Jun 20, 2012
Author: Otto Akkerman
Non-small Cell Lung Cancer (NSCLC) has long suffered from the stigma of being perceived as a ‘preventable’ disease suffered by people who lacked the self discipline to stop or never try smoking. Any stigma for a disease is unfortunate but for NSCLC, it’s particularly a bad issue on 3 levels:
1) Its made fundraising a challenge in comparison to other cancers such as Breast, Prostate, and Colorectal ;
2) Current and former smokers suffering from NSCLC often have to deal with the burden of depression and guilt for themselves and loved ones; and
3) NSCLC patients who have never smoked (and there are a number of them) often deal with depression that comes from feeling incredibly unlucky and the need to plead their case as a non-smoker to whoever they discuss their condition.
What impact this has on patients’ response to treatment and overall outcomes is not clear. Nor is it fully understood if clinicians regard NSCLC patients who continue to smoke differently than those who do.
This is something likely worthy of exploring.
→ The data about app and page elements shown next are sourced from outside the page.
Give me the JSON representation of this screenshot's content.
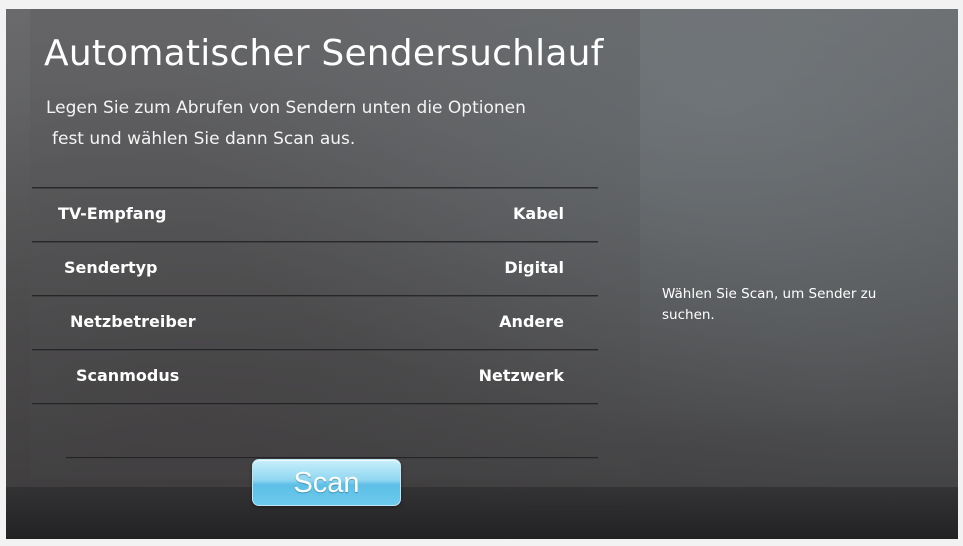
{
  "title": "Automatischer Sendersuchlauf",
  "description": {
    "line1": "Legen Sie zum Abrufen von Sendern unten die Optionen",
    "line2": "fest und wählen Sie dann Scan aus."
  },
  "options": [
    {
      "label": "TV-Empfang",
      "value": "Kabel"
    },
    {
      "label": "Sendertyp",
      "value": "Digital"
    },
    {
      "label": "Netzbetreiber",
      "value": "Andere"
    },
    {
      "label": "Scanmodus",
      "value": "Netzwerk"
    }
  ],
  "help_text": "Wählen Sie Scan, um Sender zu suchen.",
  "scan_button": {
    "label": "Scan"
  },
  "colors": {
    "background": "#5b5c5e",
    "text": "#ffffff",
    "button_accent": "#6ccaec"
  }
}
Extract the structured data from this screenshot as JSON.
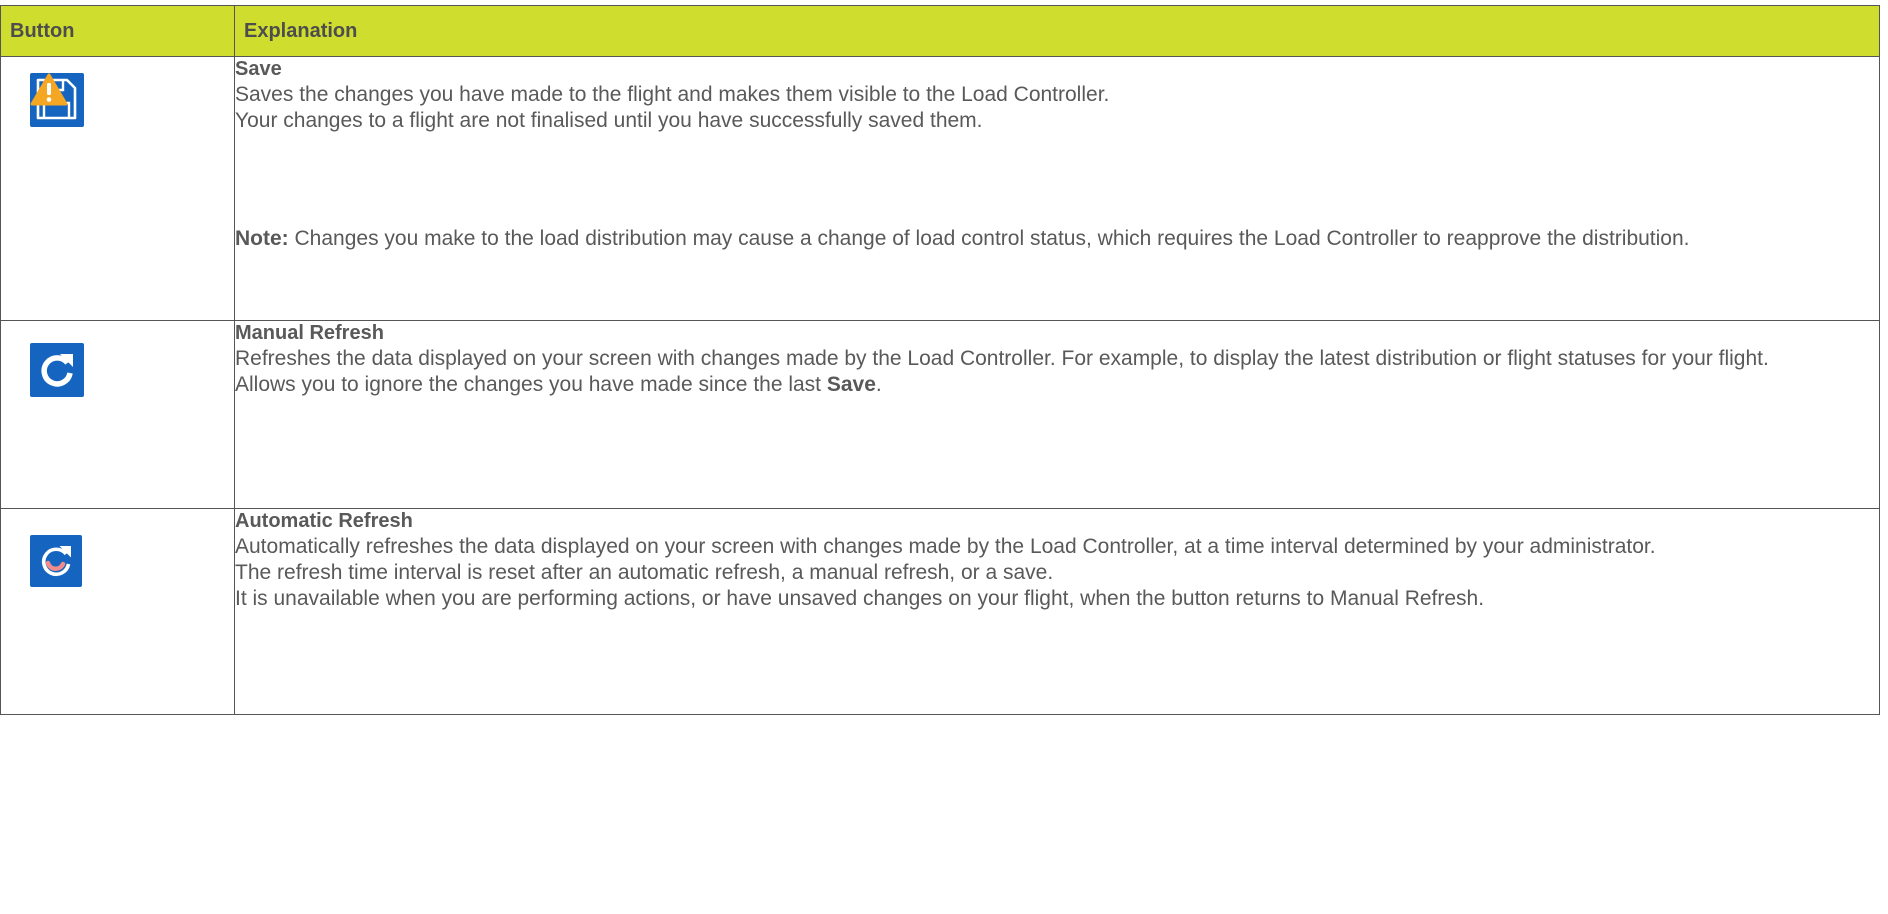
{
  "table": {
    "headers": {
      "button": "Button",
      "explanation": "Explanation"
    },
    "rows": [
      {
        "icon": "save-warning-icon",
        "title": "Save",
        "lines": [
          "Saves the changes you have made to the flight and makes them visible to the Load Controller.",
          "Your changes to a flight are not finalised until you have successfully saved them."
        ],
        "note_label": "Note:",
        "note_text": " Changes you make to the load distribution may cause a change of load control status, which requires the Load Controller to reapprove the distribution."
      },
      {
        "icon": "refresh-icon",
        "title": "Manual Refresh",
        "lines": [
          "Refreshes the data displayed on your screen with changes made by the Load Controller. For example, to display the latest distribution or flight statuses for your flight."
        ],
        "ignore_prefix": "Allows you to ignore the changes you have made since the last ",
        "ignore_bold": "Save",
        "ignore_suffix": "."
      },
      {
        "icon": "auto-refresh-icon",
        "title": "Automatic Refresh",
        "lines": [
          "Automatically refreshes the data displayed on your screen with changes made by the Load Controller, at a time interval determined by your administrator.",
          "The refresh time interval is reset after an automatic refresh, a manual refresh, or a save.",
          "It is unavailable when you are performing actions, or have unsaved changes on your flight, when the button returns to Manual Refresh."
        ]
      }
    ]
  },
  "colors": {
    "header_bg": "#cfdd2e",
    "icon_bg": "#1565c0",
    "warning": "#f5a623",
    "text": "#595959"
  }
}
As we see in one patient’s account of their experience, the stigma attached to lung cancer can have a devastating impact on
the will to fight and survive.